== Information ==

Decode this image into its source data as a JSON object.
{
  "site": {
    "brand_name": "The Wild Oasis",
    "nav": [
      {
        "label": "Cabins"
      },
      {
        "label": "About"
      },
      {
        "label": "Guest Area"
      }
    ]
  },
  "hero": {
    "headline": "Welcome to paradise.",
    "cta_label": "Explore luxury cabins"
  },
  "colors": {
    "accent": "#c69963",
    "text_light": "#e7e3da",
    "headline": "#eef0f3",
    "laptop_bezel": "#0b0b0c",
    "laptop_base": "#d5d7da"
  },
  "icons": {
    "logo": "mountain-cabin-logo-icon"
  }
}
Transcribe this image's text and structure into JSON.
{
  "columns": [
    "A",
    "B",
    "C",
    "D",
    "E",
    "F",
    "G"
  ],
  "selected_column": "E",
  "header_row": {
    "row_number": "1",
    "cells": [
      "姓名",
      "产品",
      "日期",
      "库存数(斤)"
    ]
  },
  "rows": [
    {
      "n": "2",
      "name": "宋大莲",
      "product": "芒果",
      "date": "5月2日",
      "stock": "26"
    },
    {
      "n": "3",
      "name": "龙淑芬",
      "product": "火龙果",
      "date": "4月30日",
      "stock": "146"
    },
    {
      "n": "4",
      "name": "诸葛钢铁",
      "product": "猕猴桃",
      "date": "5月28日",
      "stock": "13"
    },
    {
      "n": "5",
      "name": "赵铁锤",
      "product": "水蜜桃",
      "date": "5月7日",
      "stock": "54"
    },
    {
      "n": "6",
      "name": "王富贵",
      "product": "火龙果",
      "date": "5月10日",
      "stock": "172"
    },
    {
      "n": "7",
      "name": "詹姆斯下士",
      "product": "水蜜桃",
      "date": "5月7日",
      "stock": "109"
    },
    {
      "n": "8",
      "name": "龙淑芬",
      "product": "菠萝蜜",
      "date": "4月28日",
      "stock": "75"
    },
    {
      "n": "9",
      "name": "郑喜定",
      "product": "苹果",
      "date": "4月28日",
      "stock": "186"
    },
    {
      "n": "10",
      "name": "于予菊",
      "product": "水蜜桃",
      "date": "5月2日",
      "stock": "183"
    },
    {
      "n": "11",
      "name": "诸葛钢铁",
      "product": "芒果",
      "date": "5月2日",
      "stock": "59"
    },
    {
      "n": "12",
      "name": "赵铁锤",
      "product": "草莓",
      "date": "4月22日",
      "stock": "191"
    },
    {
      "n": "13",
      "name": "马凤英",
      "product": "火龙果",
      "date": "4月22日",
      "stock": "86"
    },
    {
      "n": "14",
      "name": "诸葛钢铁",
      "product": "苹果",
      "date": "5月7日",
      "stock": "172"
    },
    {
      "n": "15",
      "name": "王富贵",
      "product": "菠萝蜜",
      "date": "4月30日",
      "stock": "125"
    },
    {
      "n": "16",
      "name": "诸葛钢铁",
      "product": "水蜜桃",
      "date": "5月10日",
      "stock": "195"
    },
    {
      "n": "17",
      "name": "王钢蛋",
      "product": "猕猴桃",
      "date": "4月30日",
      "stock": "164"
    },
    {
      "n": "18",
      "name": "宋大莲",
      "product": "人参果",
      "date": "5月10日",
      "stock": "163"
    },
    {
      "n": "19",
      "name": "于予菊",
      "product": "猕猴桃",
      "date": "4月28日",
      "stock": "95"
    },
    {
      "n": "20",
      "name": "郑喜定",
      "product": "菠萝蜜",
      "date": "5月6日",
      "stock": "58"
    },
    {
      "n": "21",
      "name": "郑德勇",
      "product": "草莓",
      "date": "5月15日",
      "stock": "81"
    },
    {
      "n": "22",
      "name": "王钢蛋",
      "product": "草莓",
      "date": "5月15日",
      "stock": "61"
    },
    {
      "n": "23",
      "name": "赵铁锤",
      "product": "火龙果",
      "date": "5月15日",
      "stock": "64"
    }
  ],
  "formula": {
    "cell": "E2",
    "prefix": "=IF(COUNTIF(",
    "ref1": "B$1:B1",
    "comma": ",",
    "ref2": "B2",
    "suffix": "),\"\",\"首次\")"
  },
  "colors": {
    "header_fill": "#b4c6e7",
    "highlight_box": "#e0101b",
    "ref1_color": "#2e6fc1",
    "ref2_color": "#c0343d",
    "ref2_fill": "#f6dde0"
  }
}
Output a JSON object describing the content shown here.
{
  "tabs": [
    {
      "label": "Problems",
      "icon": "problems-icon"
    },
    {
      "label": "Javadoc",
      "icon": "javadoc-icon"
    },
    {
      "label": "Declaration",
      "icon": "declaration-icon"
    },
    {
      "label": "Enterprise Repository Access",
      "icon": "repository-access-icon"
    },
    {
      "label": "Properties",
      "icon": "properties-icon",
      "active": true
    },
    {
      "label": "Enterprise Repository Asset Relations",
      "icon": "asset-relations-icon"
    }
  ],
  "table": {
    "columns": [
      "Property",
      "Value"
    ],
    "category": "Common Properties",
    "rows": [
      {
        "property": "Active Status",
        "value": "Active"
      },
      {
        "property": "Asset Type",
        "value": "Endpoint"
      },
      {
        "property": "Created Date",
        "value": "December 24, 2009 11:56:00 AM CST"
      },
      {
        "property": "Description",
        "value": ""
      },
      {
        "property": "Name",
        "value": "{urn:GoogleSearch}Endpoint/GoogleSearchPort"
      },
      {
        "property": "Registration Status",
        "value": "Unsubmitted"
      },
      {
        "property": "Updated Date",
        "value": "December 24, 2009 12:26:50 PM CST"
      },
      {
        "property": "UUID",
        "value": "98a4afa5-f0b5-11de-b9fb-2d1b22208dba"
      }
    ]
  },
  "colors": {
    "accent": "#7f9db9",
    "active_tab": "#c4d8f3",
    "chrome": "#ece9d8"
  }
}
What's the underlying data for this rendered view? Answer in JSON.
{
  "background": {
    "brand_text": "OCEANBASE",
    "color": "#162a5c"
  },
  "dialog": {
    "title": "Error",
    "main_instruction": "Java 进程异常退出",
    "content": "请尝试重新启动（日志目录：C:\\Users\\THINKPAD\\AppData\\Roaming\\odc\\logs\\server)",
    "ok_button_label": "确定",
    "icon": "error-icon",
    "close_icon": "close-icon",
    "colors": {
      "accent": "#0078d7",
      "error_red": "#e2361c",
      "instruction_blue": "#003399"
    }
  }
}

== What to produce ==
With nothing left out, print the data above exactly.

== Task solution ==
Decode this image into its source data as a JSON object.
{
  "site": {
    "brand_name": "The Wild Oasis",
    "nav": [
      {
        "label": "Cabins"
      },
      {
        "label": "About"
      },
      {
        "label": "Guest Area"
      }
    ]
  },
  "hero": {
    "headline": "Welcome to paradise.",
    "cta_label": "Explore luxury cabins"
  },
  "colors": {
    "accent": "#c69963",
    "text_light": "#e7e3da",
    "headline": "#eef0f3",
    "laptop_bezel": "#0b0b0c",
    "laptop_base": "#d5d7da"
  },
  "icons": {
    "logo": "mountain-cabin-logo-icon"
  }
}
Transcribe this image's text and structure into JSON.
{
  "columns": [
    "A",
    "B",
    "C",
    "D",
    "E",
    "F",
    "G"
  ],
  "selected_column": "E",
  "header_row": {
    "row_number": "1",
    "cells": [
      "姓名",
      "产品",
      "日期",
      "库存数(斤)"
    ]
  },
  "rows": [
    {
      "n": "2",
      "name": "宋大莲",
      "product": "芒果",
      "date": "5月2日",
      "stock": "26"
    },
    {
      "n": "3",
      "name": "龙淑芬",
      "product": "火龙果",
      "date": "4月30日",
      "stock": "146"
    },
    {
      "n": "4",
      "name": "诸葛钢铁",
      "product": "猕猴桃",
      "date": "5月28日",
      "stock": "13"
    },
    {
      "n": "5",
      "name": "赵铁锤",
      "product": "水蜜桃",
      "date": "5月7日",
      "stock": "54"
    },
    {
      "n": "6",
      "name": "王富贵",
      "product": "火龙果",
      "date": "5月10日",
      "stock": "172"
    },
    {
      "n": "7",
      "name": "詹姆斯下士",
      "product": "水蜜桃",
      "date": "5月7日",
      "stock": "109"
    },
    {
      "n": "8",
      "name": "龙淑芬",
      "product": "菠萝蜜",
      "date": "4月28日",
      "stock": "75"
    },
    {
      "n": "9",
      "name": "郑喜定",
      "product": "苹果",
      "date": "4月28日",
      "stock": "186"
    },
    {
      "n": "10",
      "name": "于予菊",
      "product": "水蜜桃",
      "date": "5月2日",
      "stock": "183"
    },
    {
      "n": "11",
      "name": "诸葛钢铁",
      "product": "芒果",
      "date": "5月2日",
      "stock": "59"
    },
    {
      "n": "12",
      "name": "赵铁锤",
      "product": "草莓",
      "date": "4月22日",
      "stock": "191"
    },
    {
      "n": "13",
      "name": "马凤英",
      "product": "火龙果",
      "date": "4月22日",
      "stock": "86"
    },
    {
      "n": "14",
      "name": "诸葛钢铁",
      "product": "苹果",
      "date": "5月7日",
      "stock": "172"
    },
    {
      "n": "15",
      "name": "王富贵",
      "product": "菠萝蜜",
      "date": "4月30日",
      "stock": "125"
    },
    {
      "n": "16",
      "name": "诸葛钢铁",
      "product": "水蜜桃",
      "date": "5月10日",
      "stock": "195"
    },
    {
      "n": "17",
      "name": "王钢蛋",
      "product": "猕猴桃",
      "date": "4月30日",
      "stock": "164"
    },
    {
      "n": "18",
      "name": "宋大莲",
      "product": "人参果",
      "date": "5月10日",
      "stock": "163"
    },
    {
      "n": "19",
      "name": "于予菊",
      "product": "猕猴桃",
      "date": "4月28日",
      "stock": "95"
    },
    {
      "n": "20",
      "name": "郑喜定",
      "product": "菠萝蜜",
      "date": "5月6日",
      "stock": "58"
    },
    {
      "n": "21",
      "name": "郑德勇",
      "product": "草莓",
      "date": "5月15日",
      "stock": "81"
    },
    {
      "n": "22",
      "name": "王钢蛋",
      "product": "草莓",
      "date": "5月15日",
      "stock": "61"
    },
    {
      "n": "23",
      "name": "赵铁锤",
      "product": "火龙果",
      "date": "5月15日",
      "stock": "64"
    }
  ],
  "formula": {
    "cell": "E2",
    "prefix": "=IF(COUNTIF(",
    "ref1": "B$1:B1",
    "comma": ",",
    "ref2": "B2",
    "suffix": "),\"\",\"首次\")"
  },
  "colors": {
    "header_fill": "#b4c6e7",
    "highlight_box": "#e0101b",
    "ref1_color": "#2e6fc1",
    "ref2_color": "#c0343d",
    "ref2_fill": "#f6dde0"
  }
}
Output a JSON object describing the content shown here.
{
  "tabs": [
    {
      "label": "Problems",
      "icon": "problems-icon"
    },
    {
      "label": "Javadoc",
      "icon": "javadoc-icon"
    },
    {
      "label": "Declaration",
      "icon": "declaration-icon"
    },
    {
      "label": "Enterprise Repository Access",
      "icon": "repository-access-icon"
    },
    {
      "label": "Properties",
      "icon": "properties-icon",
      "active": true
    },
    {
      "label": "Enterprise Repository Asset Relations",
      "icon": "asset-relations-icon"
    }
  ],
  "table": {
    "columns": [
      "Property",
      "Value"
    ],
    "category": "Common Properties",
    "rows": [
      {
        "property": "Active Status",
        "value": "Active"
      },
      {
        "property": "Asset Type",
        "value": "Endpoint"
      },
      {
        "property": "Created Date",
        "value": "December 24, 2009 11:56:00 AM CST"
      },
      {
        "property": "Description",
        "value": ""
      },
      {
        "property": "Name",
        "value": "{urn:GoogleSearch}Endpoint/GoogleSearchPort"
      },
      {
        "property": "Registration Status",
        "value": "Unsubmitted"
      },
      {
        "property": "Updated Date",
        "value": "December 24, 2009 12:26:50 PM CST"
      },
      {
        "property": "UUID",
        "value": "98a4afa5-f0b5-11de-b9fb-2d1b22208dba"
      }
    ]
  },
  "colors": {
    "accent": "#7f9db9",
    "active_tab": "#c4d8f3",
    "chrome": "#ece9d8"
  }
}
What's the underlying data for this rendered view? Answer in JSON.
{
  "background": {
    "brand_text": "OCEANBASE",
    "color": "#162a5c"
  },
  "dialog": {
    "title": "Error",
    "main_instruction": "Java 进程异常退出",
    "content": "请尝试重新启动（日志目录：C:\\Users\\THINKPAD\\AppData\\Roaming\\odc\\logs\\server)",
    "ok_button_label": "确定",
    "icon": "error-icon",
    "close_icon": "close-icon",
    "colors": {
      "accent": "#0078d7",
      "error_red": "#e2361c",
      "instruction_blue": "#003399"
    }
  }
}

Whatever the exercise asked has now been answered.